Suddenly I see a group of five men in spacesuits turn onto the path and walk towards my ward. Their formation is singular, and dreadful. Two in front, two in back, their hands encased in four pairs of gloves, the outer pair being the nearly impermeable, elbow-length green ones. The fifth man behind them is spraying the ground with chlorine. Between them they carry a stretcher, and on the stretcher is a small white bag.
It is the corpse team, passing through Confirmed en route to the morgue.
As casually as I can, I place one hand on my patients head, and slowly scrub his now-clean hair yet again with the other, preventing him from turning to see this grim procession.
They turn the corner, and are gone from sight. I release his head, and he looks up at me with the mildly confused and annoyed look that only teenagers seem capable of. He saw nothing. I give him the thumbs up, and try to grin with my eyes.
A woman sitting on a chair in front of her ward saw everything. She catches my eye, and nods at me.
I am back at triage, drenched in sweat, drinking a litre and a half of ORS, and updating my patient notes on the Confirmed board.

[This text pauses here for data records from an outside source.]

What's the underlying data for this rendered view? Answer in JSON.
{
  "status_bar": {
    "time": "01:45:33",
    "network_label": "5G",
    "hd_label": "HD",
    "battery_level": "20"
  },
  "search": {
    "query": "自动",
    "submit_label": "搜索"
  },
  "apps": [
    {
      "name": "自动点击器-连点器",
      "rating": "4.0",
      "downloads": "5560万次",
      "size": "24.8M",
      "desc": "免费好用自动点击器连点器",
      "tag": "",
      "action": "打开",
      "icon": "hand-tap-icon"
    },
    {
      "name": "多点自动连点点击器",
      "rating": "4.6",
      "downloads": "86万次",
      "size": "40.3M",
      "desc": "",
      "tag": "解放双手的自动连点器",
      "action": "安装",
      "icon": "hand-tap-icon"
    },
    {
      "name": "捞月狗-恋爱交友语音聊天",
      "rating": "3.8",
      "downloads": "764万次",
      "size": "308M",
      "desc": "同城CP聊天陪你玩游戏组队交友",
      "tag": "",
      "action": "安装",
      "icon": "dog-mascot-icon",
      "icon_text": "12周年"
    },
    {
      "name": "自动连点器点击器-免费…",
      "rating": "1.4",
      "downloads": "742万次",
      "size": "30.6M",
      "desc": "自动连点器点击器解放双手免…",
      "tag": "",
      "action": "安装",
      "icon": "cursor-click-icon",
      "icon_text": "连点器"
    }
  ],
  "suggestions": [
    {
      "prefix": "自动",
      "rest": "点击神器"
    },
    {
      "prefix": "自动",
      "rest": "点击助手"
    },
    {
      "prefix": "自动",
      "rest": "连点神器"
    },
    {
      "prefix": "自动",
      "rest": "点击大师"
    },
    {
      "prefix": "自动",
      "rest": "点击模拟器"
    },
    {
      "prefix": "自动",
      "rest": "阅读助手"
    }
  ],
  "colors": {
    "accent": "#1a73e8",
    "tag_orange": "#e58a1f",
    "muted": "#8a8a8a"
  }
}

A clinician assigned to the Suspect Wards, also drenched in sweat from her recent doffing, steps up to her board, and removes two names. She walks them over to the column marked “Deaths.”
“Christ Jesus, TWO more?”
She nods curtly. “The brother and sister in Suspect A.”
“The six- and eight-year olds? But they only arrived yesterday!”
“Yeah, well, they died curled up next to each other on the same mattress today,” she snaps. Then she turns abruptly on her heel, and rushes from the room.
I am back in Confirmed. I walk to the bed all the way in the back of Ward A, on the right. In my hand is a syringe with ten milligrams of IV diazepam.
When I am about six feet away from her, I realize that I will not need it.
“Oh, Fatmata,” I say to her softly, “I’m so sorry.”
I move her arms down by her side, straighten her legs, and pull her lapa over her face. “May your soul find peace.”
I call it over the fence, and watch the exhausted corpse team put down their very late lunch, rise from their chairs, and head to the donning station.
A man in military fatigues roars up on a motorcycle, pops off the bike, and strides into triage with a folded paper in his hand. Second batch lab results.
“Ward C, Bed 7. Negative.”
“Ward C, Bed 6. Negative.”
“Ward A, Bed 8. Negative.”
Eight survivors in one day. A new record.
I lock the nurses station, kick off my gumboots, pull my scrub pants out of my socks, tie up my shoes, and drink more water. I look to my left, past the back fence of the ETU, to the gently rolling hills beyond, and the ridge where a single tall palm is silhouetted in the pale orange of the setting sun. I hold my hand up sideways, palm out, blocking my view of the blue tarpaulin-covered wall behind the burn pit. Above my hand the scene looks like a postcard a tourist would send home, with “Africa!” written across the front in cheerful teal-colored cursive writing.
I mull over whether my priority back at the dorm is to eat first, or to take a bucket shower. It’s not much of a contest. The bucket shower after stripping out of my filthy, dirty, smelly scrubs is frequently the highlight of my day.
Then, suddenly, through the chain-link fence twenty yards in front of me, a movement inside the Suspect ward catches my attention.
A group of five men in spacesuits and elbow-length green gloves. Two in front, two in back. A sprayer behind, obliterating their footprints in a mist of chlorine.
The little boy getting his head washed, what an amazing moment. Good job girly. I am so proud of you. Keep scrubbing them clean, keep the count higher in your heart. Love from Minnesota.
When you left for Africa, you were already an amazing person; When you return, you will have changed in ways I cannot even begin to imagine. I look forward to seeing your smiling face in person upon your return. Stay amazing, dearest Martha.